DATA FOR REVIEW Block Start
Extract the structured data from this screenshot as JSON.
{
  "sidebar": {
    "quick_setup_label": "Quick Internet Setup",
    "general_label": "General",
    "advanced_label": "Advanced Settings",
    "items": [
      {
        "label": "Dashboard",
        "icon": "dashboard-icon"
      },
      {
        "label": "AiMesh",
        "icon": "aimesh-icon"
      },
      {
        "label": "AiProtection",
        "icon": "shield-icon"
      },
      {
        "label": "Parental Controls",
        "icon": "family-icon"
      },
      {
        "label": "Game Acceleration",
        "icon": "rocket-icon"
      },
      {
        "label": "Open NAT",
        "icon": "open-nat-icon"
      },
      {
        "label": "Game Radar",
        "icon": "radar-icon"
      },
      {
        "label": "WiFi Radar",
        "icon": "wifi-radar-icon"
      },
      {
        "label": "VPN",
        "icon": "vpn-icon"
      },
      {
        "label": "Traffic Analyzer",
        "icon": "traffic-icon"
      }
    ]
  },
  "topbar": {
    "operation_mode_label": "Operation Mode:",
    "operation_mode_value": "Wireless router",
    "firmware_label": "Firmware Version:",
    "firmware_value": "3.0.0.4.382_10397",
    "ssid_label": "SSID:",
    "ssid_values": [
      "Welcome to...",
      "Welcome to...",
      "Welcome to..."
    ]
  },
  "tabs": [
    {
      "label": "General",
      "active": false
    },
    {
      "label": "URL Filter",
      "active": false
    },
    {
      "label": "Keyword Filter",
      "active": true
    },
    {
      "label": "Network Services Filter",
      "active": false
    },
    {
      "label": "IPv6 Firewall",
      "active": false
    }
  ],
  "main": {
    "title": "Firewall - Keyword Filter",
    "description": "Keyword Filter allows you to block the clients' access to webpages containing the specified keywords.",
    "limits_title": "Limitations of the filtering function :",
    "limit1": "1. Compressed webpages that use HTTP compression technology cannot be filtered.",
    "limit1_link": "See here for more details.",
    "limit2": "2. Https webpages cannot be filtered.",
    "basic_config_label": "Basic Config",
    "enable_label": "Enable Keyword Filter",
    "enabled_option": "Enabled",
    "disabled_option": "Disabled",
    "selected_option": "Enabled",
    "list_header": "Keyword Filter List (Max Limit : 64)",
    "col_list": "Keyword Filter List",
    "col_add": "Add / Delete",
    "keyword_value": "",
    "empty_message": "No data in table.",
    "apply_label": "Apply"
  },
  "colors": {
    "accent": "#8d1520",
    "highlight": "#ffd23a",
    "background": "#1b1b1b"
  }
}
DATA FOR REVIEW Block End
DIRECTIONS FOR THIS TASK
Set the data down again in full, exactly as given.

REPLY
Extract the structured data from this screenshot as JSON.
{
  "sidebar": {
    "quick_setup_label": "Quick Internet Setup",
    "general_label": "General",
    "advanced_label": "Advanced Settings",
    "items": [
      {
        "label": "Dashboard",
        "icon": "dashboard-icon"
      },
      {
        "label": "AiMesh",
        "icon": "aimesh-icon"
      },
      {
        "label": "AiProtection",
        "icon": "shield-icon"
      },
      {
        "label": "Parental Controls",
        "icon": "family-icon"
      },
      {
        "label": "Game Acceleration",
        "icon": "rocket-icon"
      },
      {
        "label": "Open NAT",
        "icon": "open-nat-icon"
      },
      {
        "label": "Game Radar",
        "icon": "radar-icon"
      },
      {
        "label": "WiFi Radar",
        "icon": "wifi-radar-icon"
      },
      {
        "label": "VPN",
        "icon": "vpn-icon"
      },
      {
        "label": "Traffic Analyzer",
        "icon": "traffic-icon"
      }
    ]
  },
  "topbar": {
    "operation_mode_label": "Operation Mode:",
    "operation_mode_value": "Wireless router",
    "firmware_label": "Firmware Version:",
    "firmware_value": "3.0.0.4.382_10397",
    "ssid_label": "SSID:",
    "ssid_values": [
      "Welcome to...",
      "Welcome to...",
      "Welcome to..."
    ]
  },
  "tabs": [
    {
      "label": "General",
      "active": false
    },
    {
      "label": "URL Filter",
      "active": false
    },
    {
      "label": "Keyword Filter",
      "active": true
    },
    {
      "label": "Network Services Filter",
      "active": false
    },
    {
      "label": "IPv6 Firewall",
      "active": false
    }
  ],
  "main": {
    "title": "Firewall - Keyword Filter",
    "description": "Keyword Filter allows you to block the clients' access to webpages containing the specified keywords.",
    "limits_title": "Limitations of the filtering function :",
    "limit1": "1. Compressed webpages that use HTTP compression technology cannot be filtered.",
    "limit1_link": "See here for more details.",
    "limit2": "2. Https webpages cannot be filtered.",
    "basic_config_label": "Basic Config",
    "enable_label": "Enable Keyword Filter",
    "enabled_option": "Enabled",
    "disabled_option": "Disabled",
    "selected_option": "Enabled",
    "list_header": "Keyword Filter List (Max Limit : 64)",
    "col_list": "Keyword Filter List",
    "col_add": "Add / Delete",
    "keyword_value": "",
    "empty_message": "No data in table.",
    "apply_label": "Apply"
  },
  "colors": {
    "accent": "#8d1520",
    "highlight": "#ffd23a",
    "background": "#1b1b1b"
  }
}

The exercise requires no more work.